August 3, 2017

WWPass – Leveraging User Access by Eliminating the Use of Usernames and Passwords

Identity theft is one of the most common forms of cybercrime, especially in the business world. How is it, despite advances in cybersecurity, that hackers are still able to obtain a businesses’ information? Ask any expert and they could give you a laundry list of reasons.

Take two observations of tech entrepreneur Gene Shablygin. Shablygin has worked in IT for over 20 years, and he noticed the growing abilities of technology are enabling cybercriminals to break into personal credentials. Whether it was through social engineering or phishing, Shablygin was taking note of how some security systems were still having trouble protecting user credentials. He also observed the increasing use of surveillance, and how it was diminishing privacy.

In 2008, Shablygin decided to develop a solution in response to these observations. He began developing a technology that would allow users to access their information in a proprietary manner. Shablygin also wanted to implement a feature that would allow access without having to rely on typical login credentials.

Around this time, Shablygin founded WWPass (pronounced World Wide Pass). WWPass is a cybersecurity company in Manchester, New Hampshire looking to protect personal information and help companies manage user access.

Perry Chaffee, VP of Strategy at WWPass
Perry Chaffee, VP of Strategy at WWPass

“The root cause of data breaches usually comes from someone taking usernames and passwords,” says VP of Strategy Perry Chaffee. “If you have a way to eliminate the use of usernames and passwords, it eliminates that cybersecurity risk by 81 percent.”

Chaffee, who has extensive experience with cybersecurity during his time in the Air Force, joined WWPass in June of 2016.

“Cybersecurity is almost like a form of insurance,” Chaffee says. “Companies will say, ‘Oh this won’t happen to my company,’ until it does happen, and then it could potentially be a company killer.”

WWPass eliminates usernames and passwords by replacing them with an authenticator, which the company has named PassKeys. PassKeys come in three different forms: a smartphone app, a USB stick, or a smart card. Another form is PassKey Lite, which is a free mobile app. PassKey Lite allows users to log in by scanning a QR code. To use these PassKey tokens, a business must simply implement WWPass authentication software on its website login.

The company’s newest service is PassHub, which is a reference WWPass technology site and free password manager. Enabled with PassKey/PassKey Lite tokens, anyone can manage login credentials via PassHub for websites that aren’t yet WWPass-enabled.

WWPass Screenshots

One of the company’s strengths with this technology is its use of distributed data; instead of having sensitive user data stored in one particular data center, it’s broken up, spread out and encrypted, making it difficult for hackers to obtain this information in one clean shot.
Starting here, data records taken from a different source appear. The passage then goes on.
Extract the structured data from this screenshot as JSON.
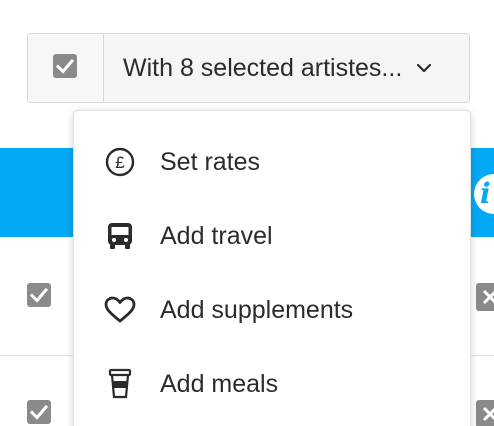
{
  "bulk_action": {
    "select_all_checked": true,
    "dropdown_label": "With 8 selected artistes..."
  },
  "table": {
    "header_color": "#03a9f4",
    "info_glyph": "i",
    "rows": [
      {
        "checked": true
      },
      {
        "checked": true
      }
    ]
  },
  "menu": {
    "items": [
      {
        "icon": "pound-coin-icon",
        "label": "Set rates"
      },
      {
        "icon": "bus-icon",
        "label": "Add travel"
      },
      {
        "icon": "heart-icon",
        "label": "Add supplements"
      },
      {
        "icon": "coffee-cup-icon",
        "label": "Add meals"
      }
    ]
  },
  "colors": {
    "accent": "#03a9f4",
    "checkbox": "#8a8a8a",
    "text": "#2b2b2b"
  }
}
It’s also resilient to ransomware, natural disasters, and other incidents.

Currently, the predominant users of WWPass’ software are within the defense and financial industries, and many of the companies utilizing PassKey and/or PassKey Lite are in Europe.

WWPass Screenshots

However, there is one market WWPass would like to disrupt: streaming services. “The idea of using PassKey Lite for subscription services such as Netflix or HBO Go is appealing,” says Chaffee. “It would allow those companies to gain back revenue from users letting others use their accounts.” While it is a hypothetical scenario, Chaffee believes having a login screen with PassKey Lite for the streaming services would be ideal for those services.

WWPass has been to a variety of trade shows across the country, but last June, the company took part in its first Boston Tech Jam. They were also one of the few New Hampshire-based startups to attend. It was the first time the company allowed users to try out their PassHub platform, and the company received positive feedback from Tech Jam attendees.

“We have participated in trade shows in the past, but the vibe at the Boston Tech Jam was laid back and casual,” Chaffee says. “We spoke with a lot of bright people, and even spoke with other cybersecurity companies.”

Eliminating the use of usernames and passwords could be a risky move. However, with the experience WWPass has with this technology, their PassKey and PassKey Lite tokens could very well be the next big thing.

Colin Barry is a contributor to VentureFizz. Follow him on Twitter @ColinKrash.

Images courtesy of WWPass.